Microsoft Azure Automation provides a way for developers to automate the manual, long-running, error-prone, and frequently repeated tasks that are commonly performed in a cloud environment. You can create, monitor, manage, and deploy resources in your Azure environment using runbooks, which under the hood are Windows PowerShell workflows. To learn more about Automation, see the Automation Overview Guide.
This tutorial walks you through the steps to import a sample "Hello World" runbook into Azure Automation, execute the runbook, and then view its output.
Samples and utility runbooks
The Azure Automation team has created a number of runbook samples to help you get started with Automation. These samples cover basic Automation concepts and are intended to help you learn how to write your own runbooks.
The Automation team has also created utility runbooks that you can use as building blocks for larger Automation tasks.
It's a best practice to write small, modular, reusable runbooks. We also strongly recommend that you create your own utility runbooks for commonly used scenarios after you're familiar with Automation.
You can view and download the Automation team’s sample and utility runbooks on Script Center or import them directly from the Runbook Gallery.
The Automation community and feedback
Runbooks from the community and from other Microsoft teams are also published on Script Center and the Runbook Gallery.
Give us feedback! If you are looking for an Automation runbook solution or integration module, post a Script Request on the Script Center. If you have an idea for a new feature for Automation, post it on User Voice.
Azure Automation 101 with PowerShell and Eamon O'Reilly (Video)
In this video, Eamon O'Reilly and Scott Hanselman introduce Azure Automation service. (Duration: 10:55)
High-level steps for this tutorial
- Create Automation Account
- Import Runbook from Runbook Gallery
- Publish Runbook
- Start Runbook
Create an Automation Account

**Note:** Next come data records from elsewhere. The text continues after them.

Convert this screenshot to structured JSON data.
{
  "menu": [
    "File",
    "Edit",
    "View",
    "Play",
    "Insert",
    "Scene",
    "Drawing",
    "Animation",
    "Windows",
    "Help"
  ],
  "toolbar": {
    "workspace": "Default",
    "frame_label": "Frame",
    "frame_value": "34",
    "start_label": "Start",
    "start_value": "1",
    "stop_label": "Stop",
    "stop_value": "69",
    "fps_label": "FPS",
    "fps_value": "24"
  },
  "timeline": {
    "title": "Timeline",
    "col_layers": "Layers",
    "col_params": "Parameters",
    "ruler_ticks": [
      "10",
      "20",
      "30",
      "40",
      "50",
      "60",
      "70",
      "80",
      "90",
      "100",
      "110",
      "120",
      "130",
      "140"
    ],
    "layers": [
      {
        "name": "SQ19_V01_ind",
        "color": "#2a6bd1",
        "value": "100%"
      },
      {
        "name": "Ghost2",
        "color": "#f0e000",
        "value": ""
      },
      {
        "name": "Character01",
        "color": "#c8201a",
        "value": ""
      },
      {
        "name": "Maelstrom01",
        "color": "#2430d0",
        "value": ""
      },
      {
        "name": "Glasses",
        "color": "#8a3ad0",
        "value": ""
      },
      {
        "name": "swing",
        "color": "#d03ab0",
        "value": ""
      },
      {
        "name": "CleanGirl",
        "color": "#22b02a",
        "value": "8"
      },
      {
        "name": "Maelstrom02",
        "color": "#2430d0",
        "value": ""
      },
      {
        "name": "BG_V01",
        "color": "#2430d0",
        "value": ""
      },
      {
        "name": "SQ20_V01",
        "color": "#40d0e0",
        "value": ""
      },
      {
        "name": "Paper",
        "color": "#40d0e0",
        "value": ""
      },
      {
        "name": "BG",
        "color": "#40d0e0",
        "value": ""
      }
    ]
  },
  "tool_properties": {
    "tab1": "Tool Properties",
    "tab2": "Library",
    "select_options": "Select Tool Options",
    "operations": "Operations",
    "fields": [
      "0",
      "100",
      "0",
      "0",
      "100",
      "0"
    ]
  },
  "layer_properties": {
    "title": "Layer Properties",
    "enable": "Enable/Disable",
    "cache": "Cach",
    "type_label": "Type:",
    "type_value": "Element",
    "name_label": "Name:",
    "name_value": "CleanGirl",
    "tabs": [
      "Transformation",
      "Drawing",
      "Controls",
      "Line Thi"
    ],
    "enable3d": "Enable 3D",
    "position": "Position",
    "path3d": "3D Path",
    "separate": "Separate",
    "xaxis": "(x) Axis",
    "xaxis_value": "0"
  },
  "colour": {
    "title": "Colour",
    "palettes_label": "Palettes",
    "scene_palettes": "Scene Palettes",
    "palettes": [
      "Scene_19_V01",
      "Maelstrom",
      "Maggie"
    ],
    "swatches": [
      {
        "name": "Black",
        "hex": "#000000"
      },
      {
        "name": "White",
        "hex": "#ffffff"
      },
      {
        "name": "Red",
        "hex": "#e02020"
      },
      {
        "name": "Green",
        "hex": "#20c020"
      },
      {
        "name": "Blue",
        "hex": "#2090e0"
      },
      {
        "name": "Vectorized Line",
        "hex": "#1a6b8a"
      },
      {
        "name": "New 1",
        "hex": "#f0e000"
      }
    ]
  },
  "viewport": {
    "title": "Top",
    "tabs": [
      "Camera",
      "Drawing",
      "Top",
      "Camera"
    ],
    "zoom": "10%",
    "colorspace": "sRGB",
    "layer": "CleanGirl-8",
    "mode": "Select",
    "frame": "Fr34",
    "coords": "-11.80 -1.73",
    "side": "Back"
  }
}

Log in to the Azure Management Portal.
In the Management Portal, click Create an Automation Account.
If you’ve already created an automation account, you can skip to step 4.
On the Add a New Automation Account page, enter a name for the account, and then click the check mark.
Import Runbook from Runbook Gallery
On the Automation page, click the new account you just created.
Click New > Runbook > From Gallery.
Select the Tutorial category and then Hello World for Azure Automation. Click the right arrow button.
Review the contents of the runbook and then click the right arrow button.
Review the details of the runbook and then click the check mark button.
When the runbook has finished importing, click Write-HelloWorld.
Click AUTHOR, and then click DRAFT.
You can modify the contents of a runbook in Draft mode. For this runbook, you don’t need to make any modifications.
Click PUBLISH to promote the runbook so it's ready for production use.
When you are prompted to save and publish the runbook, click Yes.
With the Write-HelloWorld runbook open, click START.
On the Specify the runbook parameter values page, type a Name that will be used as an input parameter for the Write-HelloWorld.ps1 script, and then click the check mark.
Click JOBS to check the status of the runbook job you just started, and then click the timestamp in the JOB START column to view the job summary.
On the SUMMARY page you can see the summary, input parameters, and output of the job.
Managing Azure Services from a Runbook
The example above shows a simple runbook that does not manage Azure services. The Azure cmdlets require authentication to Azure. You can follow the instructions at Azure Automation: Authenticating to Azure using Azure Active Directory in order to configure your Azure subscription for management through Azure Automation.